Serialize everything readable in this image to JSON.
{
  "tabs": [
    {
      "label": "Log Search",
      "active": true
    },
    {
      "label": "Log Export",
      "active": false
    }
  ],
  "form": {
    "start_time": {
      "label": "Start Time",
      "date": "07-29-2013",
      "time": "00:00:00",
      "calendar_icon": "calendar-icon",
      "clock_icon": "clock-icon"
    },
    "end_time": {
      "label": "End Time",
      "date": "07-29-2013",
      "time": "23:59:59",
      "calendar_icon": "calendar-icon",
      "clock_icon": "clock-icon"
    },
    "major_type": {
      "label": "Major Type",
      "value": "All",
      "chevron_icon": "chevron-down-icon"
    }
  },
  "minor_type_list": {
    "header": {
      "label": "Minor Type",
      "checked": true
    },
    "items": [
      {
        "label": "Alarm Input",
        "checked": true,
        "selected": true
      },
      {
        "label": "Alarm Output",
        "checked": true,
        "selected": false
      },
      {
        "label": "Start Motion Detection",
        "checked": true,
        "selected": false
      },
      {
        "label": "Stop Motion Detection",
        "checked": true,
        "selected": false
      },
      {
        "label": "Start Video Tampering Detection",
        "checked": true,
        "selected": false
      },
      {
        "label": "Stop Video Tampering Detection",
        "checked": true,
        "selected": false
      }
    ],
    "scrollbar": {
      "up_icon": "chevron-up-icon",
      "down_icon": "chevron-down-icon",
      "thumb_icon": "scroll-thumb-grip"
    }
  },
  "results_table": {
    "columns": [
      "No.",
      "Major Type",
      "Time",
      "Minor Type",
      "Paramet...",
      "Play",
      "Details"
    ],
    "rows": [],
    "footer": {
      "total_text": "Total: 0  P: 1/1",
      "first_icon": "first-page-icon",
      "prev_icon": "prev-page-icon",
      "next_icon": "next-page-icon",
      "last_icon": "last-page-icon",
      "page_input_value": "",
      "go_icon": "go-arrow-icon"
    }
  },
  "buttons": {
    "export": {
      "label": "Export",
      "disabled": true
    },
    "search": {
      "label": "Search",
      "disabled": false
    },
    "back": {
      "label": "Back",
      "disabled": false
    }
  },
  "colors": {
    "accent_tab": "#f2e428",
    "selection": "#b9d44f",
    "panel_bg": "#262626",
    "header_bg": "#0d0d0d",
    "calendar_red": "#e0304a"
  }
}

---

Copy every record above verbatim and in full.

Serialize everything readable in this image to JSON.
{
  "tabs": [
    {
      "label": "Log Search",
      "active": true
    },
    {
      "label": "Log Export",
      "active": false
    }
  ],
  "form": {
    "start_time": {
      "label": "Start Time",
      "date": "07-29-2013",
      "time": "00:00:00",
      "calendar_icon": "calendar-icon",
      "clock_icon": "clock-icon"
    },
    "end_time": {
      "label": "End Time",
      "date": "07-29-2013",
      "time": "23:59:59",
      "calendar_icon": "calendar-icon",
      "clock_icon": "clock-icon"
    },
    "major_type": {
      "label": "Major Type",
      "value": "All",
      "chevron_icon": "chevron-down-icon"
    }
  },
  "minor_type_list": {
    "header": {
      "label": "Minor Type",
      "checked": true
    },
    "items": [
      {
        "label": "Alarm Input",
        "checked": true,
        "selected": true
      },
      {
        "label": "Alarm Output",
        "checked": true,
        "selected": false
      },
      {
        "label": "Start Motion Detection",
        "checked": true,
        "selected": false
      },
      {
        "label": "Stop Motion Detection",
        "checked": true,
        "selected": false
      },
      {
        "label": "Start Video Tampering Detection",
        "checked": true,
        "selected": false
      },
      {
        "label": "Stop Video Tampering Detection",
        "checked": true,
        "selected": false
      }
    ],
    "scrollbar": {
      "up_icon": "chevron-up-icon",
      "down_icon": "chevron-down-icon",
      "thumb_icon": "scroll-thumb-grip"
    }
  },
  "results_table": {
    "columns": [
      "No.",
      "Major Type",
      "Time",
      "Minor Type",
      "Paramet...",
      "Play",
      "Details"
    ],
    "rows": [],
    "footer": {
      "total_text": "Total: 0  P: 1/1",
      "first_icon": "first-page-icon",
      "prev_icon": "prev-page-icon",
      "next_icon": "next-page-icon",
      "last_icon": "last-page-icon",
      "page_input_value": "",
      "go_icon": "go-arrow-icon"
    }
  },
  "buttons": {
    "export": {
      "label": "Export",
      "disabled": true
    },
    "search": {
      "label": "Search",
      "disabled": false
    },
    "back": {
      "label": "Back",
      "disabled": false
    }
  },
  "colors": {
    "accent_tab": "#f2e428",
    "selection": "#b9d44f",
    "panel_bg": "#262626",
    "header_bg": "#0d0d0d",
    "calendar_red": "#e0304a"
  }
}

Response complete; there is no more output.